The people that are being looked for are 0.0001 percent of the player base and hoping that the best player that fits your team perfectly is from your city as well—nah. I think that would be like winning the lottery. I don’t think it will have an impact on picking up new players for tier one or tier two.

Fusion University did their little tournament which they framed as tryouts for their tier two team a while ago, but that was a publicity stunt. They weren’t actually seriously looking for any applicants, right? A lot of the people who took that seriously as the promise of a fair tryout walked away really bitter from that experience.

Is there anything else you’d like to point out in relation to the Path to Pro, Contenders, and the Overwatch League?

Yeah, the last thing that I want to point out in terms of path to pro is: Have you heard of the League of Legends Clash system being introduced?
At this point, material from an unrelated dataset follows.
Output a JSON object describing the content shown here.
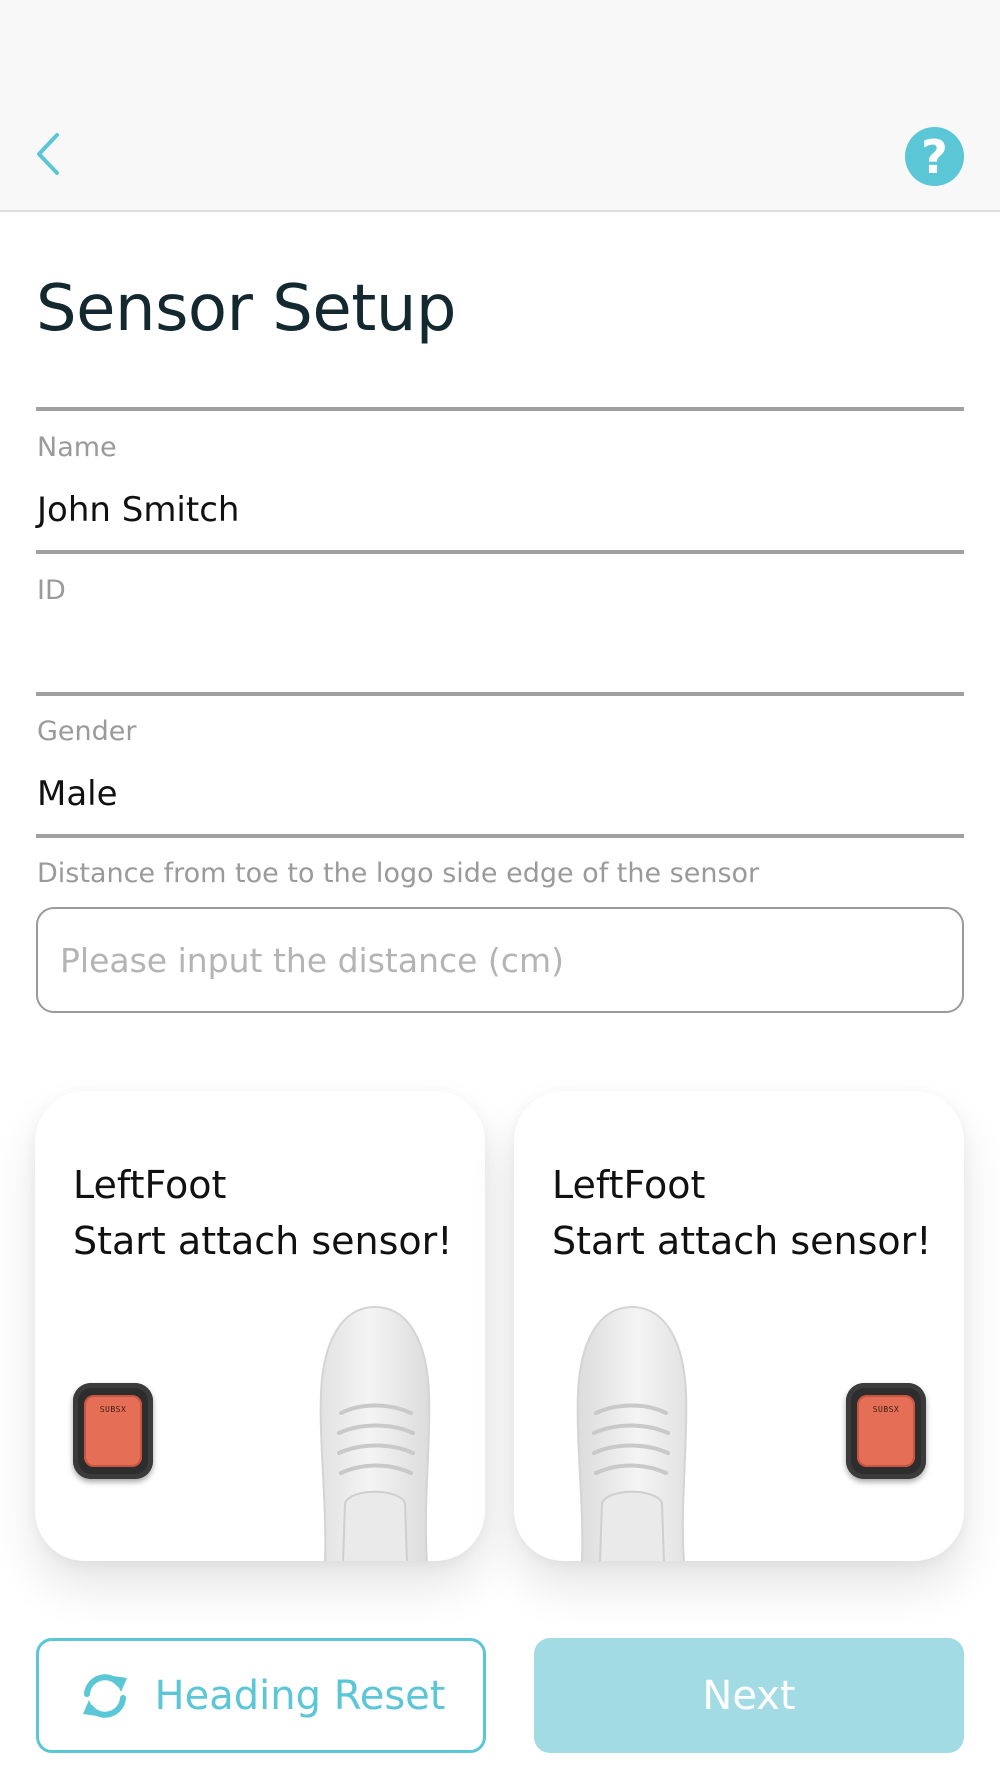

LoL introduced this in-client tournament system. Just for reference, the path to pro exists and it’s got flaws, but one of the main issues can be that it’s actually rather difficult to find the start of it. If you’re somebody who just plays the game but you happen to be the best player in the world—maybe you watch OWL because it’s on the Blizzard client, but you don’t use Reddit or Discord—how are you ever gonna experience team play?

The biggest Discord for joining a team, making a team, recruitment—that Discord is invite-only and owned by a third party. There’s a lot a people in the community for who even starting the path to pro can be extremely opaque. Also, the Open Division announcements happen on one website, so even people who are in the scene sometimes miss the registration dates.

It would be nice to have some kind of in-client thing designed to drag these players out of solo queue and kick them into a team environment, a tournament environment, and a competitive environment. For people who aren’t already familiar with the community, finding the start to the path to pro is actually incredibly challenging.

With the LoL system, the in-client, month-long tournament has its own team system and rewards. If there’s an in-client reward or an in-client leaderboard for the best Overwatch teams, that introduces a whole bunch of different dynamics in terms of scouting and performance. People now have a reason to play a game in which they have control over their teammates, making a lot of the disappointment from solo queue disappear. I think it would be very important to implement a system like that.